The narrative of The Guest is also a little odd, with the introduction of the KPG corporation partway through the film. You glean bits and pieces of what they’ve done to David, but nothing about them or their programs is ever explained. Now, this would seem like a gaping plot hole but, honestly, it didn’t bother me too much. You’re invested enough with the characters and action that this lack of information doesn’t seem like a cop out. In fact, it makes you wish there was a sequel explaining everything about David’s backstory. Dan Stevens does such a great job in this role that he really comes across as charming and incredibly intimidating. He doesn’t seem to be some mysterious, invincible boogeyman despite having super soldier like qualities to him, and that paired with his honest attempts to help the Petersons out makes him an anti-hero worth rooting for. On top of that, the rest of the main roles are very well acted, especially the mother and father of the Petersons. The weakest acting role I found was Maika Monroe, who plays Anna Peterson. Maika has got some horror acting chops, as seen in It Follows, but she seemed to fall a little flat here. She seemed bored throughout the movie, and I never really believed her in her role.

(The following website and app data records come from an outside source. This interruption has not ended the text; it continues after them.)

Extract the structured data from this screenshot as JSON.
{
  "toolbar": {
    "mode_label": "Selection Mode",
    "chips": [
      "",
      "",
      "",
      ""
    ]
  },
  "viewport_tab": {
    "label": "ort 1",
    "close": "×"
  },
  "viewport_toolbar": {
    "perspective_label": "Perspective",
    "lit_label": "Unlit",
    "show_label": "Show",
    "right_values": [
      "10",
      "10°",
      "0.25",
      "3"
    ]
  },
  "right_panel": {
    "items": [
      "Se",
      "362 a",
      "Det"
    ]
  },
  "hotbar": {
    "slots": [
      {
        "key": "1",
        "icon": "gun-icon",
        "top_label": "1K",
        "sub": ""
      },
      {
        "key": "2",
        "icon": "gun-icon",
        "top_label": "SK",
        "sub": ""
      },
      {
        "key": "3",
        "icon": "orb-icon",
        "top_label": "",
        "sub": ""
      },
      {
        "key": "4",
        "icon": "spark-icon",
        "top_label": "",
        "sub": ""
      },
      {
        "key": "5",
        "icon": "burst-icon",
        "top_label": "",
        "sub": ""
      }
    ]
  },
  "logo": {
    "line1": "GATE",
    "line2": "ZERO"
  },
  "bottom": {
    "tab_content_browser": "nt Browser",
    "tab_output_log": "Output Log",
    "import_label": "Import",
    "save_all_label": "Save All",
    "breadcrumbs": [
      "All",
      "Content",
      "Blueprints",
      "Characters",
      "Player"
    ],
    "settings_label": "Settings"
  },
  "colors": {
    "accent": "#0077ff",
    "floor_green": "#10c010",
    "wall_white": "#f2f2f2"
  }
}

This paragraph will have spoilers with regards to the very end of the movie, so skip this paragraph if you don’t want spoilers. This movie had a literal what the fuck ending. As in, the last lines spoken in the whole movie were Anna saying “What the fuck?” under her breath as a disguised David limps away from the school gymnasium after being left for dead (and to us audience members, presumably killed by Anna and Luke). While the ending lends itself back into the KPG super soldier program and adds another layer of mystery to David’s background (as well as opens up the possibilities for a sequel), I think it was a little too blunt for this movie. Literally 10 seconds before we see that David is in fact alive, a firefighter at the scene says how there are two dead bodies inside the gymnasium. Two bodies. We saw one of the school’s teachers, Major Carver, and David die inside the gym. Three bodies. The audience can do the math. That to me would have been the perfect ending to this movie. The Guest is already so good at subtly showing us the story rather than throwing it right in your face, that the written ending seemed a little over the top.
The Guest is a gem of a movie that deserves some more attention. While I definitely wouldn’t call it a cult movie (it has over 60,000 ratings on IMDb), it somehow seems to be a movie that has slipped past most people’s radars. It’s a fun, exciting, and original movie with great acting, solid action, stylish visuals, and soundtrack that’s ’80s-ier than the ’80s themselves. While I definitely enjoyed Adam Wingard’s You’re Next more than The Guest, I think Wingard is a great director who has some seriously exciting upcoming projects. He’s slated to direct the new Halloween sequel (which will be written by John Carpenter!), the Death Note live action adaptation, and the American remake of I Saw The Devil. I’m aboard the Wingard hype train. Now I just need to check out the first two V/H/S movies, as he directed one of the segments in each of those.
If you’ve seen The Guest, let me know what you thought!